28.Monitors: Example Additional Topics 27 class BankAccount { public : bool withdraw ( double amount); void deposit ( double amount); double getBalance(); void waitForBalance( double b); }; void child( BankAccount & forfun) { // I need money to spend std ::cout << "Waiting for money to be put into account" << std ::endl; forfun.waitForBalance( 1000 ); double balance = forfun.getBalance(); forfun.withdraw(balance); std ::cout << " Spending all my extra money :), $" << balance << std ::endl; } int main() { BankAccount forschool; // every week put 300 in for ( int i= 0 ; i< 52 ; ++i) { std :: thread bigspender(&child, std ::ref(forschool)); std ::cout << "Giving child $300 for school" << std ::endl; forschool.deposit( 300 ); bigspender.join(); // wait for child } std ::cout << "Done." << std ::endl; return 0 ; }

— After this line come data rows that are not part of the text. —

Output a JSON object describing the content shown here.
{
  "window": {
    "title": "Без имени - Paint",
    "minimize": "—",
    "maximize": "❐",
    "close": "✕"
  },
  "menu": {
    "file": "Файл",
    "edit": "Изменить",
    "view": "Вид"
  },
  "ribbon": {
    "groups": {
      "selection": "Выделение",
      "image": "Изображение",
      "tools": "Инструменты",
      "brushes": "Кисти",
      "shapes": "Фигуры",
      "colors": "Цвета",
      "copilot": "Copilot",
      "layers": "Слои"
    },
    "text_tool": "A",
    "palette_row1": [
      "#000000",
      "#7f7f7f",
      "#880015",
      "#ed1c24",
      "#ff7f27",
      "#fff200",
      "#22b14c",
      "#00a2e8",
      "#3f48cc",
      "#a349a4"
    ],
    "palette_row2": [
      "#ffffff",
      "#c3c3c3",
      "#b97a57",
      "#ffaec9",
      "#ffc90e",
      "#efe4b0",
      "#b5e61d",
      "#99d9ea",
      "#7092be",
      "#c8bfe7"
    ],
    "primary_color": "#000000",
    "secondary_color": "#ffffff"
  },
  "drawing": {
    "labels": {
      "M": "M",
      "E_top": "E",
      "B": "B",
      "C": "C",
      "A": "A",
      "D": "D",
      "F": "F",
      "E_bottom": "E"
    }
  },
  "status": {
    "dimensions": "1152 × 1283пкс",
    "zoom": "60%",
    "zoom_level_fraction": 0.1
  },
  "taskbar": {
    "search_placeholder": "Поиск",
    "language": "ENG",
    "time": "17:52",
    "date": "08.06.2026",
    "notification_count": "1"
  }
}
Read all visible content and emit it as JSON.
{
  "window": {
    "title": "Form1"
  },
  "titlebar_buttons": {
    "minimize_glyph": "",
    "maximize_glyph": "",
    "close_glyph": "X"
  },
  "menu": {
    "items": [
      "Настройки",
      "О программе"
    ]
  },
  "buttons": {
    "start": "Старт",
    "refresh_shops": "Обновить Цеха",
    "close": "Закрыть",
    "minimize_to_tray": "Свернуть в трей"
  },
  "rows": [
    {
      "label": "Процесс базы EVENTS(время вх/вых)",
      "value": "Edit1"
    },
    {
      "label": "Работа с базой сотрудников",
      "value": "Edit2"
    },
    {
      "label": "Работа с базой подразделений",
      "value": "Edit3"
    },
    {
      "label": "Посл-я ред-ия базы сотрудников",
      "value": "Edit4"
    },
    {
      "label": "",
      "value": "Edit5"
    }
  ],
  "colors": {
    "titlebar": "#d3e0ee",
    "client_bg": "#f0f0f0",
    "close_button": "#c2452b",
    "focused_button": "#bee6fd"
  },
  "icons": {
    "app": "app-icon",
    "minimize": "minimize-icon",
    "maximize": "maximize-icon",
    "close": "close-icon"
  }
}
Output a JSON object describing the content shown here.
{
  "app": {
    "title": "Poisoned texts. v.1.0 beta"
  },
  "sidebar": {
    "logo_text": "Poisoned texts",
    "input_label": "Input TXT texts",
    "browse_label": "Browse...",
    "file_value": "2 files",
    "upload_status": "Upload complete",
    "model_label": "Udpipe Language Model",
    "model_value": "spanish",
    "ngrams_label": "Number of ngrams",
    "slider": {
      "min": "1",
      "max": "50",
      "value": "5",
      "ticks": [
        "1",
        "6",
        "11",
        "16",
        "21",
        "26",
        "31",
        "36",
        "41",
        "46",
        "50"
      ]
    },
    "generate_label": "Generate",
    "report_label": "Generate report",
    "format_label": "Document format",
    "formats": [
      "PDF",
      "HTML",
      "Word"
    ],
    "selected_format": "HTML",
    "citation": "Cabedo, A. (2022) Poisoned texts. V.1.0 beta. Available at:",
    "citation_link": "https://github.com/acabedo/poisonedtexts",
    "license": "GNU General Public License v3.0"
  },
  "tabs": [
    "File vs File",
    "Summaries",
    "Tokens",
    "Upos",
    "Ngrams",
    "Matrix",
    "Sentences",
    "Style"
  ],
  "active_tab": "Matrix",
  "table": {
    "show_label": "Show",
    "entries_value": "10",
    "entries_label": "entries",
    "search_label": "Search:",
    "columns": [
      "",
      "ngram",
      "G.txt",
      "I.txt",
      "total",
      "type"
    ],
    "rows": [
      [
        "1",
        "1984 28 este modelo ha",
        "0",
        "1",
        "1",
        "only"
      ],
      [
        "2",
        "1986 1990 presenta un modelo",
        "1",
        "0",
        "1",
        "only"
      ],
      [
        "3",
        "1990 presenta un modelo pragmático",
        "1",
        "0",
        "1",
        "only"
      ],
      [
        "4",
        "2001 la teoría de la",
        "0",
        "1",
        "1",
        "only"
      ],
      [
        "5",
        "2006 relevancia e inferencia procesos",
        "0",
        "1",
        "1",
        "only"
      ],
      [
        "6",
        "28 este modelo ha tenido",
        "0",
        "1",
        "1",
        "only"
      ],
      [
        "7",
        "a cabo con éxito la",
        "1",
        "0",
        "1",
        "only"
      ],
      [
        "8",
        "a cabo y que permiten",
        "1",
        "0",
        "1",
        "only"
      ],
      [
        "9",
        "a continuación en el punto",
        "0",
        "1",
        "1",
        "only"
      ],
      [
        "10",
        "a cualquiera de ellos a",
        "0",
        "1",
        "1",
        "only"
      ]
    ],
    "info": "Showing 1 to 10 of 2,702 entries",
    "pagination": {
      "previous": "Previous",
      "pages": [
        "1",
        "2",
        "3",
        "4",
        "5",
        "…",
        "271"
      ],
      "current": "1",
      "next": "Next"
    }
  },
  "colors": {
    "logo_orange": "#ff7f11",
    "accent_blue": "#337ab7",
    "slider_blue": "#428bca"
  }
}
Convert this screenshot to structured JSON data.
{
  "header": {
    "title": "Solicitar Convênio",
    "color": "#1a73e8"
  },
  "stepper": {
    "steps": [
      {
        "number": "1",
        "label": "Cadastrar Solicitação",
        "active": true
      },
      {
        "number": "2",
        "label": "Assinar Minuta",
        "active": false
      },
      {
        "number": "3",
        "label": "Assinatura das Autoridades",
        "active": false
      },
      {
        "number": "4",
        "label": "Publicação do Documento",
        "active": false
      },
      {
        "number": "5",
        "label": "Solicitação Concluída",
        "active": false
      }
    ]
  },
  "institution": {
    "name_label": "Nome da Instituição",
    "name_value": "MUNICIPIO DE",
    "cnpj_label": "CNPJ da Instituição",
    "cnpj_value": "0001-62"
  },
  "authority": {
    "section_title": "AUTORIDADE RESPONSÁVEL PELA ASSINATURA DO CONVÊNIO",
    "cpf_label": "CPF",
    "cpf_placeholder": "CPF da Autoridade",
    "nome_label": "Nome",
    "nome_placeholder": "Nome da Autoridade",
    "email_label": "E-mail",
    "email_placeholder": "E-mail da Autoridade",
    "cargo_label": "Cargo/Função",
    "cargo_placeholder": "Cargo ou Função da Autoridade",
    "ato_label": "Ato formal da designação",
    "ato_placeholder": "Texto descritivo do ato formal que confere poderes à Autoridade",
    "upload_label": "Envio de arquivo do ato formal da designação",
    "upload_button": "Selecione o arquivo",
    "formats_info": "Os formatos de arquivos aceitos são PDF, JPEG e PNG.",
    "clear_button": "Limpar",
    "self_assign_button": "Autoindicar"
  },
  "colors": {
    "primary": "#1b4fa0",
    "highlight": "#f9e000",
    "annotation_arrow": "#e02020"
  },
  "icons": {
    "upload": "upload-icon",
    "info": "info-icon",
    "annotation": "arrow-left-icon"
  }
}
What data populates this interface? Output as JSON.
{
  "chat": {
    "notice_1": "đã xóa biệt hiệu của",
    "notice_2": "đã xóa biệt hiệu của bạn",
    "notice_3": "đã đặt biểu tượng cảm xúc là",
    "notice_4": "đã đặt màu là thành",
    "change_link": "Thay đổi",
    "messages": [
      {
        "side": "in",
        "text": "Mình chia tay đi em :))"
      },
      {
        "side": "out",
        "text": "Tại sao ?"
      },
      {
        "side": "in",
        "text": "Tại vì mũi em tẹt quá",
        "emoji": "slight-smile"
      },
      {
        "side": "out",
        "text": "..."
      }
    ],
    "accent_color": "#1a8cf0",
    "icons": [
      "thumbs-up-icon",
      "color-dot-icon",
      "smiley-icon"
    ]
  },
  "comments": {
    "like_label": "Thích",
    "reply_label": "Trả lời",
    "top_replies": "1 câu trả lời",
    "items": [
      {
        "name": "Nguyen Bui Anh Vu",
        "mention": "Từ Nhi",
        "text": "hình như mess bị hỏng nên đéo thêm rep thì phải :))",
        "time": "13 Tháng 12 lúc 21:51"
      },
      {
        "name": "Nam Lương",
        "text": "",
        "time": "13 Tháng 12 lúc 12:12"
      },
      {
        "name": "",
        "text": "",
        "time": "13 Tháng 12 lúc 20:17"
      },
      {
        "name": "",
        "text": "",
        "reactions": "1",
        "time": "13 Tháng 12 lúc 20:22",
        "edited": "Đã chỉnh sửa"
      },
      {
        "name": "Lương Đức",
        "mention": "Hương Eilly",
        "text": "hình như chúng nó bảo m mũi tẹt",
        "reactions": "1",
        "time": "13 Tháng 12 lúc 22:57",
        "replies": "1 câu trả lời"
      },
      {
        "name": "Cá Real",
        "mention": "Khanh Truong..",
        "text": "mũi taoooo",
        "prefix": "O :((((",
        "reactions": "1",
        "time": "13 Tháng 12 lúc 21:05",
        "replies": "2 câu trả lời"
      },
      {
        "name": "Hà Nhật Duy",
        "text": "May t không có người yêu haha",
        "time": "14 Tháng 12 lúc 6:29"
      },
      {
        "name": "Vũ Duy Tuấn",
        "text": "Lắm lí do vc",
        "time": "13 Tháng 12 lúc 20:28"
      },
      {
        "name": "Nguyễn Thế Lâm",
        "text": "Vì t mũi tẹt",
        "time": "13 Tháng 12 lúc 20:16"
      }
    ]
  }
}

29.Active Objects Additional Topics class active_object { private : std::thread* thread_; // worker thread std::deque<Message> queue_; // queue std::mutex_ mutex_; // protect queue std::condition_variable cv_; // wait when idle const Message POISON; // poison pill void run(); public : // create object active_object() : thread_( nullptr ), queue_(), mutex_(), POISON() { thread_ = new std::thread(&active_object::run, this ); } // terminate private thread ~active_object(); }; active_object::~active_object() { { std::lock_guard< decltype (mutex_)> lock(mutex_); queue_.push_back(POISON); } cv_.notify_one(); thread_.join(); } void active_object::run() { std::unique_lock< decltype (mutex_)> lock(mutex_, std::defer_lock); Message msg; do { lock.lock(); cv_.wait(lock, [&](){ return !queue_.empty(); } ); msg = queue_.front(); queue_.pop_front(); lock.unlock(); // do something with msg } while (msg != POISON); } 29 Base class: